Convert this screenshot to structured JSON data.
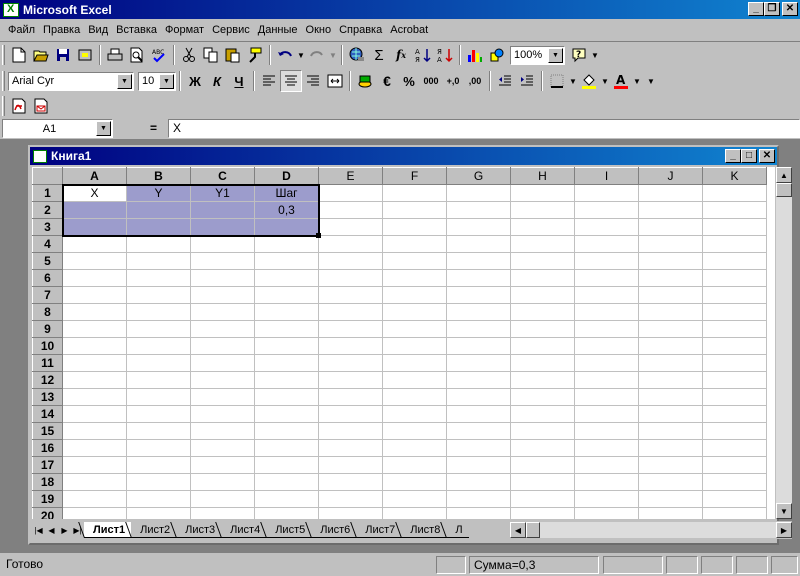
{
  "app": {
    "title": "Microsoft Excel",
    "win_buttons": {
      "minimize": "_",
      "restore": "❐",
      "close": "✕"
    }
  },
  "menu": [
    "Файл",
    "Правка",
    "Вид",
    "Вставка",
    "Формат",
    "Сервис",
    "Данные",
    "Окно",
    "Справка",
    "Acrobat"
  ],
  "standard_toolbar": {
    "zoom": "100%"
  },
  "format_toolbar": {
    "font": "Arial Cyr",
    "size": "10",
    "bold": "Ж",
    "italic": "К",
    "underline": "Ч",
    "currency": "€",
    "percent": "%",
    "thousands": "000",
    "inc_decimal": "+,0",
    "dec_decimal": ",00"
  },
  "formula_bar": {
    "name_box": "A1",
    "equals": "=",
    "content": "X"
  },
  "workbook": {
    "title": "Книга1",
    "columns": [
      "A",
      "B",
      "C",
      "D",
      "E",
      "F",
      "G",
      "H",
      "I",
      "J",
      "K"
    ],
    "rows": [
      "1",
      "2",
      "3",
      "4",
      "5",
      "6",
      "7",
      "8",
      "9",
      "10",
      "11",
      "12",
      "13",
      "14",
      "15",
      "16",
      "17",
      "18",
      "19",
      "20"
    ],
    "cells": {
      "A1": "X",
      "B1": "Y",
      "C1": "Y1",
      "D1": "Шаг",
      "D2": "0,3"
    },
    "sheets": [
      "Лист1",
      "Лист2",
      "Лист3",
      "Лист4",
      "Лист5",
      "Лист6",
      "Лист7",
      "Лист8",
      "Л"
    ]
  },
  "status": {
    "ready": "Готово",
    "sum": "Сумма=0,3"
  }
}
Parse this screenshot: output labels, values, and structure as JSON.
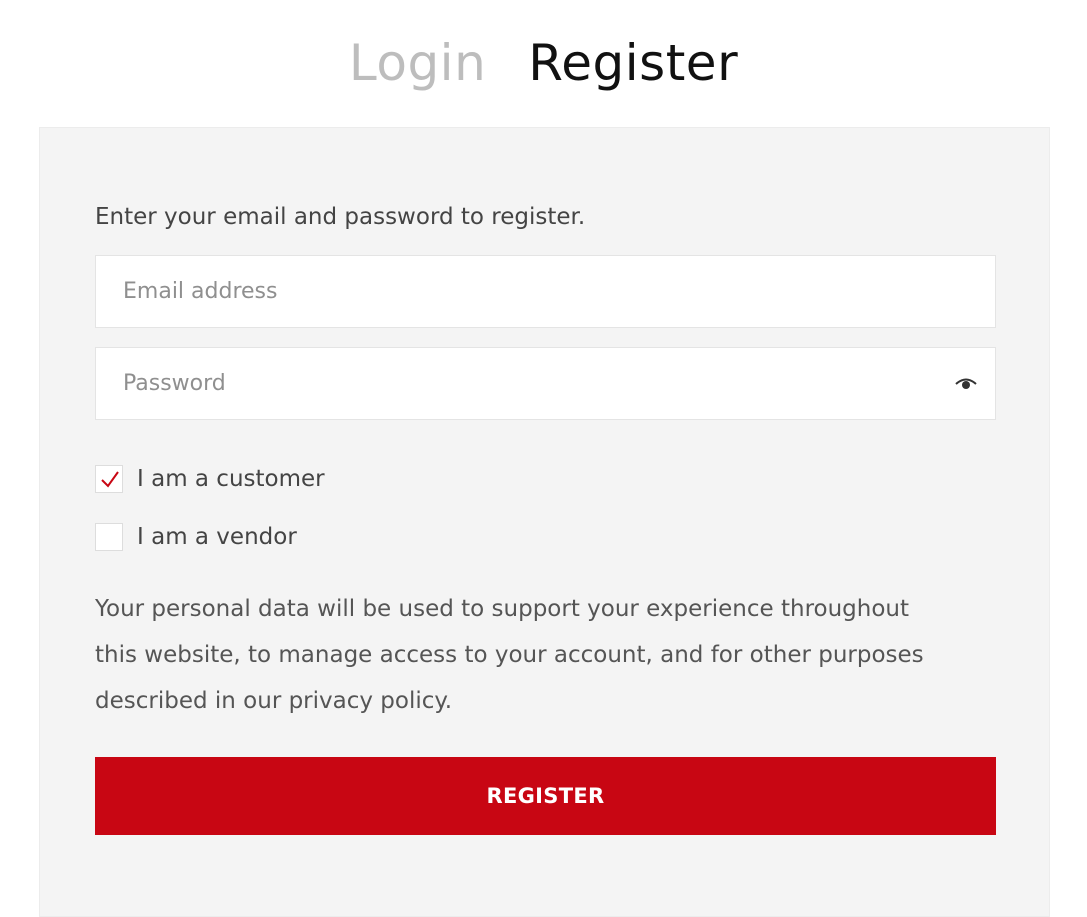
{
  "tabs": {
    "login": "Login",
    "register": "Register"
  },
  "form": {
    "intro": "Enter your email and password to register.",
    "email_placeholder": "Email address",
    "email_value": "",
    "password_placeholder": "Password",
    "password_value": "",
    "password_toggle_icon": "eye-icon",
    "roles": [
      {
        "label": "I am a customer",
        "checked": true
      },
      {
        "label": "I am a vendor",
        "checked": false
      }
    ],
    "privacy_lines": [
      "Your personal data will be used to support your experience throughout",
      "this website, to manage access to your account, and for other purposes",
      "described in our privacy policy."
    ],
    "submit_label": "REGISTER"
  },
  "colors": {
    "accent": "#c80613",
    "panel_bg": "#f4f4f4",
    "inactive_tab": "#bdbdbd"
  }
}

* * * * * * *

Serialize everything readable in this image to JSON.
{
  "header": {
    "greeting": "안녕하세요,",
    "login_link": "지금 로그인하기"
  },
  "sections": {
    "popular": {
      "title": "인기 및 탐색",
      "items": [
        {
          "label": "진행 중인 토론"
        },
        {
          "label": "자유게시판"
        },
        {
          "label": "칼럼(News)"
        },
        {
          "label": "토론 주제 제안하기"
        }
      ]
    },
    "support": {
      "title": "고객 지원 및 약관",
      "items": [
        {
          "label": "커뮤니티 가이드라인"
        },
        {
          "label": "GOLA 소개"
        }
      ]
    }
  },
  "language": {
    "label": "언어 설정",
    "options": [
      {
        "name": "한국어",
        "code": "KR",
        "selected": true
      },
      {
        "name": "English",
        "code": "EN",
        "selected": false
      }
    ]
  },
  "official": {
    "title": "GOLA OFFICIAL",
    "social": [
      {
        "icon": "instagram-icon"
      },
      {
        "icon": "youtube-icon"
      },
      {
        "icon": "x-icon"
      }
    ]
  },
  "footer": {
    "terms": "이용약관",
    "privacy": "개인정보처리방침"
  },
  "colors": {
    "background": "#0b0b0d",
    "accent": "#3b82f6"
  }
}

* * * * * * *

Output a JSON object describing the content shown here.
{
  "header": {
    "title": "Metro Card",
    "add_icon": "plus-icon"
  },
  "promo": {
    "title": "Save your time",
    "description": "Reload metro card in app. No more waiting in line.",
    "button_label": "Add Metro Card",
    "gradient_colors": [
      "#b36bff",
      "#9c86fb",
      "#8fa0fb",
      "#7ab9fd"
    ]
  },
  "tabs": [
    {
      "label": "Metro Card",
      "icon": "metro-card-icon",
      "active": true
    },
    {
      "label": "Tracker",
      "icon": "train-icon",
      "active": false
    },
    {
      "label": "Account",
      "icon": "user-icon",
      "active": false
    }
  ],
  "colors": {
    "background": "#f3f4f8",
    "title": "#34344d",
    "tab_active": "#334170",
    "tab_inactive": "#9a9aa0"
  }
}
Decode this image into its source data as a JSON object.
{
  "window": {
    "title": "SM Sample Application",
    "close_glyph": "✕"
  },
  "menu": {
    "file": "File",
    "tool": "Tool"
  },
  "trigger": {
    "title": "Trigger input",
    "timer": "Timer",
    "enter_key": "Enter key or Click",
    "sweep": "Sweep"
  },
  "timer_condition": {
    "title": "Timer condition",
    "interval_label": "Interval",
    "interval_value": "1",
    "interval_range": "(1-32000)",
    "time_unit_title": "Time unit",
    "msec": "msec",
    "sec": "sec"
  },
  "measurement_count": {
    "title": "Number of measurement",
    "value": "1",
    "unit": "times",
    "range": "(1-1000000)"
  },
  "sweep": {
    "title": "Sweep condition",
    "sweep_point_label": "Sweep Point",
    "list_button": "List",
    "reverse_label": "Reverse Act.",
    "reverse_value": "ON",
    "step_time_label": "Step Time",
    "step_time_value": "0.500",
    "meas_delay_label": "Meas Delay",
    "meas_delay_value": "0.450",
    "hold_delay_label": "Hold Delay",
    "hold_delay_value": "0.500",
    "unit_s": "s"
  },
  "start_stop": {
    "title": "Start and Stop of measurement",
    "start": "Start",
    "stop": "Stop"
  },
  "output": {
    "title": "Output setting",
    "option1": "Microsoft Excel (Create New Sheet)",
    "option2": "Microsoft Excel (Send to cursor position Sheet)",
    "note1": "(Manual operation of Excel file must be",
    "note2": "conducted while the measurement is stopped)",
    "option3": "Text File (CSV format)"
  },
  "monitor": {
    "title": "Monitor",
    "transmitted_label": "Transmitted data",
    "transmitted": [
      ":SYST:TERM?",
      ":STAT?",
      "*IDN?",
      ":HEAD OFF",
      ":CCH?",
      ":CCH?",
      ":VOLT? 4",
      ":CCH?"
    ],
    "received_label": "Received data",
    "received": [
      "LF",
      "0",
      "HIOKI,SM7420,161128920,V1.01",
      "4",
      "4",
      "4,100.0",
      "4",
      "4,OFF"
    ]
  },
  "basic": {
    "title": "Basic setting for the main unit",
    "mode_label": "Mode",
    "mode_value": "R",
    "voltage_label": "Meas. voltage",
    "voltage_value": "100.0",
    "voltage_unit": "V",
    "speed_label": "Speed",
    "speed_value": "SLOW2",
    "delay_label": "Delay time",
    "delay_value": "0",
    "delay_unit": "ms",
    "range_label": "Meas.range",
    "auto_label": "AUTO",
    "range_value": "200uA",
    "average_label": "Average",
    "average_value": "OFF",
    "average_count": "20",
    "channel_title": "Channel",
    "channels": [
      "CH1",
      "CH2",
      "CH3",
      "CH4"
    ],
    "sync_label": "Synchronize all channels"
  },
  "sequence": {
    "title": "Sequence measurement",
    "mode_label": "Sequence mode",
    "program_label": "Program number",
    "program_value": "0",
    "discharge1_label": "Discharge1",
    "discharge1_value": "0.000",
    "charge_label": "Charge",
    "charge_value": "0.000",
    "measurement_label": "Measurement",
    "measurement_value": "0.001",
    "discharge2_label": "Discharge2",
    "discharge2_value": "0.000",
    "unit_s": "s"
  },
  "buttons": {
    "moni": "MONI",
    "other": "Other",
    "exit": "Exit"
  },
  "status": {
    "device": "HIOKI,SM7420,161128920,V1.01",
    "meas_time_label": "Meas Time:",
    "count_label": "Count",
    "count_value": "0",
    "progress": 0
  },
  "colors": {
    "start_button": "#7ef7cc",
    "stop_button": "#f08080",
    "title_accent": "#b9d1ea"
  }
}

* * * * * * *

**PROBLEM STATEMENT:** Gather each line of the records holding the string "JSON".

**ANSWER FOR THIS EXERCISE:**
Convert this screenshot to structured JSON data.
Parse this screenshot: output labels, values, and structure as JSON.
Serialize everything readable in this image to JSON.
Output a JSON object describing the content shown here.
Decode this image into its source data as a JSON object.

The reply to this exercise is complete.